  • FBI Deputy Director Andrew McCabe says that "we just don't know" the motives behind the gunman opening fire on thousands of concertgoers in Las Vegas.
  • McCabe says he isn't surprised because the gunman was "not on our radar or anyone's radar prior to the event."
  • Officials also don't have any immediately accessible thumbprints that would help identify the gunman's ideology or motivation for the shooting, McCabe says.

FBI Deputy Director Andrew McCabe said Wednesday that "we just don't know" the motives behind the gunman opening fire on thousands of concertgoers at a country music festival in Las Vegas on Sunday night.

Law enforcement officials were searching for clues Wednesday surrounding Stephen Paddock, the 64-year-old retired accountant and high-stakes gambler, who killed at least 58 people and left 527 others injured before killing himself.

"Anything is possible," said McCabe, who previously worked in the Counterterrorism Division of the FBI.

Officials don't have any immediately accessible thumbprints that would help identify the gunman's ideology or motivation for the shooting, McCabe said.

"Am I completely surprised? No, because this is an individual who is not on our radar or anyone's radar prior to the event. So we really have a challenging bit of detective work to do here to kind of put the pieces together after the fact," he said in an interview on "Squawk on the Street."

"That is, of course, what we're focused on," he said. "We're doing a lot of work in Las Vegas and many other places to get to the bottom of that."

Paddock's girlfriend, Marilou Danley, has arrived from the Philippines in Los Angeles, where FBI agents hoped to question her about the massacre, law enforcement officials told Reuters.
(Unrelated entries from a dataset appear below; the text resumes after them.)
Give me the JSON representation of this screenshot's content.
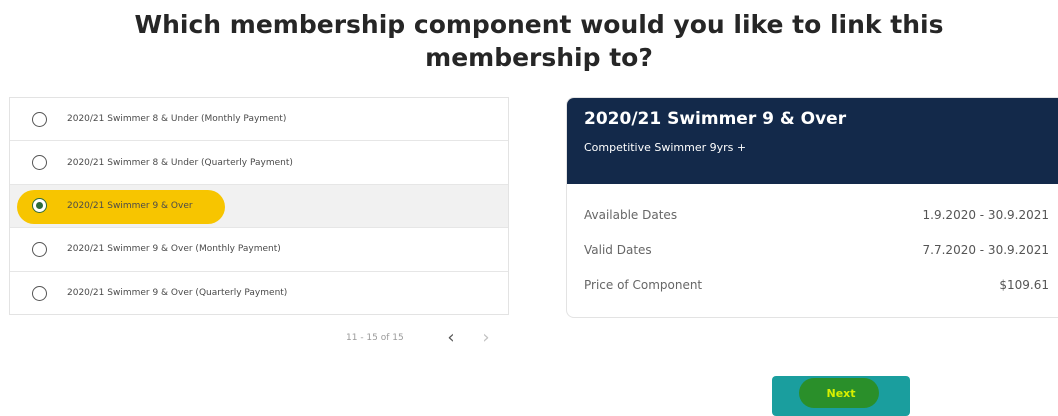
{
  "page": {
    "title_line1": "Which membership component would you like to link this",
    "title_line2": "membership to?"
  },
  "options": [
    {
      "label": "2020/21 Swimmer 8 & Under (Monthly Payment)",
      "selected": false
    },
    {
      "label": "2020/21 Swimmer 8 & Under (Quarterly Payment)",
      "selected": false
    },
    {
      "label": "2020/21 Swimmer 9 & Over",
      "selected": true
    },
    {
      "label": "2020/21 Swimmer 9 & Over (Monthly Payment)",
      "selected": false
    },
    {
      "label": "2020/21 Swimmer 9 & Over (Quarterly Payment)",
      "selected": false
    }
  ],
  "pagination": {
    "range": "11 - 15 of 15",
    "prev_icon": "chevron-left",
    "next_icon": "chevron-right"
  },
  "detail": {
    "title": "2020/21 Swimmer 9 & Over",
    "subtitle": "Competitive Swimmer 9yrs +",
    "rows": [
      {
        "label": "Available Dates",
        "value": "1.9.2020 - 30.9.2021"
      },
      {
        "label": "Valid Dates",
        "value": "7.7.2020 - 30.9.2021"
      },
      {
        "label": "Price of Component",
        "value": "$109.61"
      }
    ]
  },
  "actions": {
    "next_label": "Next"
  },
  "colors": {
    "header_bg": "#13294a",
    "accent_teal": "#1a9e9e",
    "highlight_yellow": "#f7c500",
    "selected_green": "#2d6b3a"
  }
}
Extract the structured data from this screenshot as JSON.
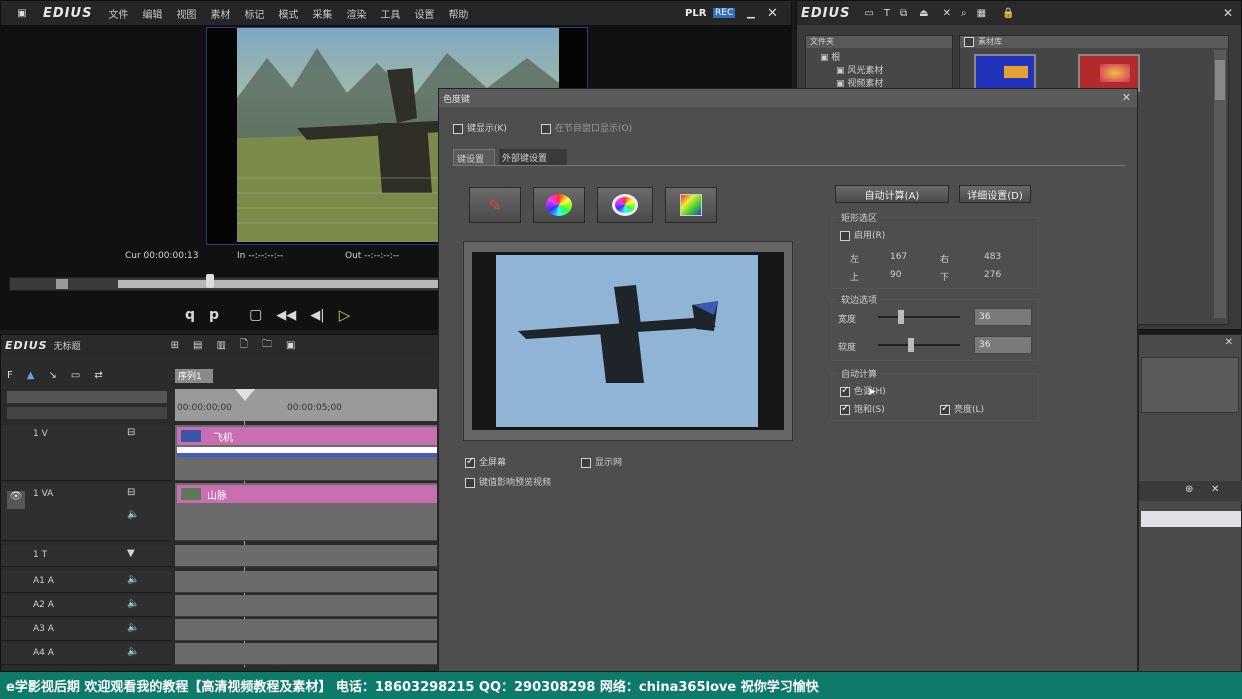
{
  "player": {
    "logo": "EDIUS",
    "menu": [
      "文件",
      "编辑",
      "视图",
      "素材",
      "标记",
      "模式",
      "采集",
      "渲染",
      "工具",
      "设置",
      "帮助"
    ],
    "mode": "PLR",
    "mode_badge": "REC",
    "cur_label": "Cur 00:00:00:13",
    "in_label": "In --:--:--:--",
    "out_label": "Out --:--:--:--"
  },
  "bin": {
    "logo": "EDIUS",
    "folder_header": "文件夹",
    "tree_root": "根",
    "tree_child": "风光素材",
    "tree_child2": "视频素材",
    "thumb_header": "素材库"
  },
  "timeline": {
    "logo": "EDIUS",
    "sequence": "无标题",
    "tab": "序列1",
    "ruler_start": "00:00:00;00",
    "ruler_mid": "00:00:05;00",
    "tracks": [
      {
        "name": "1 V",
        "type": "v"
      },
      {
        "name": "1 VA",
        "type": "va"
      },
      {
        "name": "1 T",
        "type": "t"
      },
      {
        "name": "A1 A",
        "type": "a"
      },
      {
        "name": "A2 A",
        "type": "a"
      },
      {
        "name": "A3 A",
        "type": "a"
      },
      {
        "name": "A4 A",
        "type": "a"
      }
    ],
    "clip1": "飞机",
    "clip2": "山脉"
  },
  "dialog": {
    "title": "色度键",
    "opt_preview": "键显示(K)",
    "opt_realtime": "在节目窗口显示(O)",
    "tab_basic": "键设置",
    "tab_advanced": "外部键设置",
    "btn_auto": "自动计算(A)",
    "btn_detail": "详细设置(D)",
    "grp_frame": "矩形选区",
    "frame_enable": "启用(R)",
    "left_label": "左",
    "left_val": "167",
    "right_label": "右",
    "right_val": "483",
    "top_label": "上",
    "top_val": "90",
    "bottom_label": "下",
    "bottom_val": "276",
    "grp_soft": "软边选项",
    "width_label": "宽度",
    "width_val": "36",
    "softness_label": "软度",
    "softness_val": "36",
    "grp_auto": "自动计算",
    "auto_hue": "色调(H)",
    "auto_sat": "饱和(S)",
    "auto_lum": "亮度(L)",
    "chk_fullscreen": "全屏幕",
    "chk_outline": "显示网",
    "chk_link": "键值影响预览视频"
  },
  "banner": {
    "text": "e学影视后期 欢迎观看我的教程【高清视频教程及素材】 电话：18603298215 QQ：290308298 网络：china365love 祝你学习愉快"
  },
  "colors": {
    "accent_blue": "#2e6fb8",
    "clip_pink": "#c96fb1",
    "banner_green": "#0d7a6a",
    "dialog_bg": "#4e4e4e"
  }
}
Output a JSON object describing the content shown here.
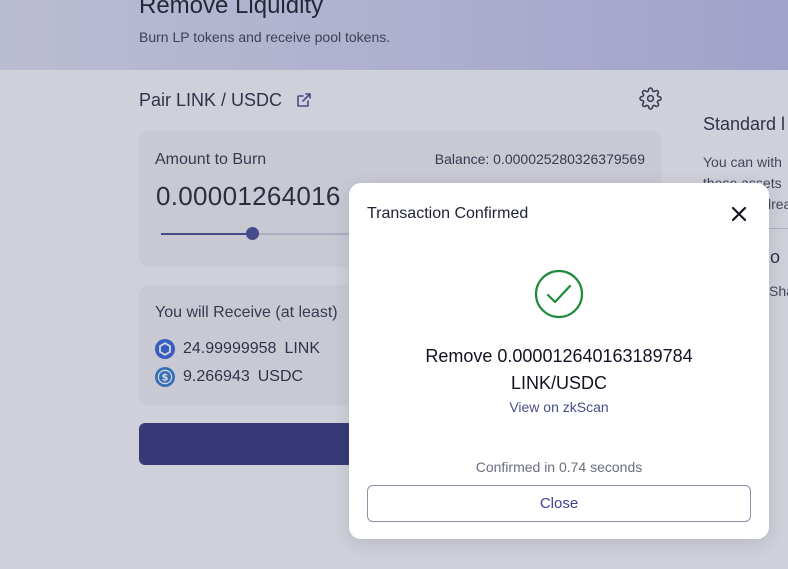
{
  "header": {
    "title": "Remove Liquidity",
    "subtitle": "Burn LP tokens and receive pool tokens."
  },
  "pair": {
    "title": "Pair LINK / USDC"
  },
  "burn": {
    "label": "Amount to Burn",
    "balance": "Balance: 0.000025280326379569",
    "amount": "0.00001264016",
    "slider_fraction": 0.19
  },
  "receive": {
    "label": "You will Receive (at least)",
    "tokens": [
      {
        "value": "24.99999958",
        "symbol": "LINK",
        "icon": "chainlink-icon"
      },
      {
        "value": "9.266943",
        "symbol": "USDC",
        "icon": "usdc-icon"
      }
    ]
  },
  "side": {
    "title": "Standard l",
    "line1": "You can with",
    "line2": "these assets",
    "line3": "lrea",
    "title2": "ctio",
    "line4": "Sha"
  },
  "modal": {
    "title": "Transaction Confirmed",
    "summary_line1": "Remove 0.000012640163189784",
    "summary_line2": "LINK/USDC",
    "link": "View on zkScan",
    "status": "Confirmed in 0.74 seconds",
    "close_label": "Close"
  },
  "colors": {
    "accent": "#3f4290",
    "success": "#1e8a3c",
    "link_token": "#2a5ada",
    "usdc_token": "#2775ca"
  }
}
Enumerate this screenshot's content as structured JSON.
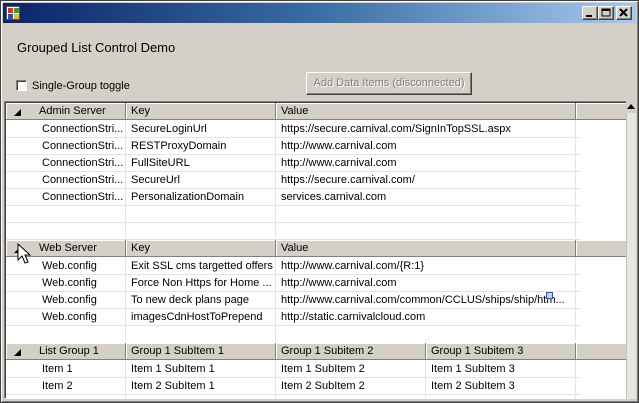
{
  "window": {
    "controls": {
      "minimize": "0",
      "maximize": "1",
      "close": "r"
    }
  },
  "page": {
    "title": "Grouped List Control Demo"
  },
  "single_group_toggle": {
    "label": "Single-Group toggle",
    "checked": false
  },
  "add_button": {
    "label": "Add Data Items (disconnected)",
    "enabled": false
  },
  "groups": [
    {
      "headers": [
        "Admin Server",
        "Key",
        "Value"
      ],
      "rows": [
        [
          "ConnectionStri...",
          "SecureLoginUrl",
          "https://secure.carnival.com/SignInTopSSL.aspx"
        ],
        [
          "ConnectionStri...",
          "RESTProxyDomain",
          "http://www.carnival.com"
        ],
        [
          "ConnectionStri...",
          "FullSiteURL",
          "http://www.carnival.com"
        ],
        [
          "ConnectionStri...",
          "SecureUrl",
          "https://secure.carnival.com/"
        ],
        [
          "ConnectionStri...",
          "PersonalizationDomain",
          "services.carnival.com"
        ]
      ]
    },
    {
      "headers": [
        "Web Server",
        "Key",
        "Value"
      ],
      "rows": [
        [
          "Web.config",
          "Exit SSL cms targetted offers",
          "http://www.carnival.com/{R:1}"
        ],
        [
          "Web.config",
          "Force Non Https for Home ...",
          "http://www.carnival.com"
        ],
        [
          "Web.config",
          "To new deck plans page",
          "http://www.carnival.com/common/CCLUS/ships/ship/htm..."
        ],
        [
          "Web.config",
          "imagesCdnHostToPrepend",
          "http://static.carnivalcloud.com"
        ]
      ]
    },
    {
      "headers": [
        "List Group 1",
        "Group 1 SubItem 1",
        "Group 1 Subitem 2",
        "Group 1 Subitem 3"
      ],
      "rows": [
        [
          "Item 1",
          "Item 1 SubItem 1",
          "Item 1 SubItem 2",
          "Item 1 SubItem 3"
        ],
        [
          "Item 2",
          "Item 2 SubItem 1",
          "Item 2 SubItem 2",
          "Item 2 SubItem 3"
        ]
      ]
    }
  ]
}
Paddock was not known to the federal authorities but was known to local law enforcement, according to NBC News. Police confirmed he was the son of bank robber Patrick Benjamin Paddock, who was on the FBI's Ten Most Wanted Fugitives list for over a decade until 1977.

President Donald Trump will reckon with the aftermath of a deadly mass shooting as he meets Wednesday with survivors and law enforcement officials.

—The Associated Press contributed to this report.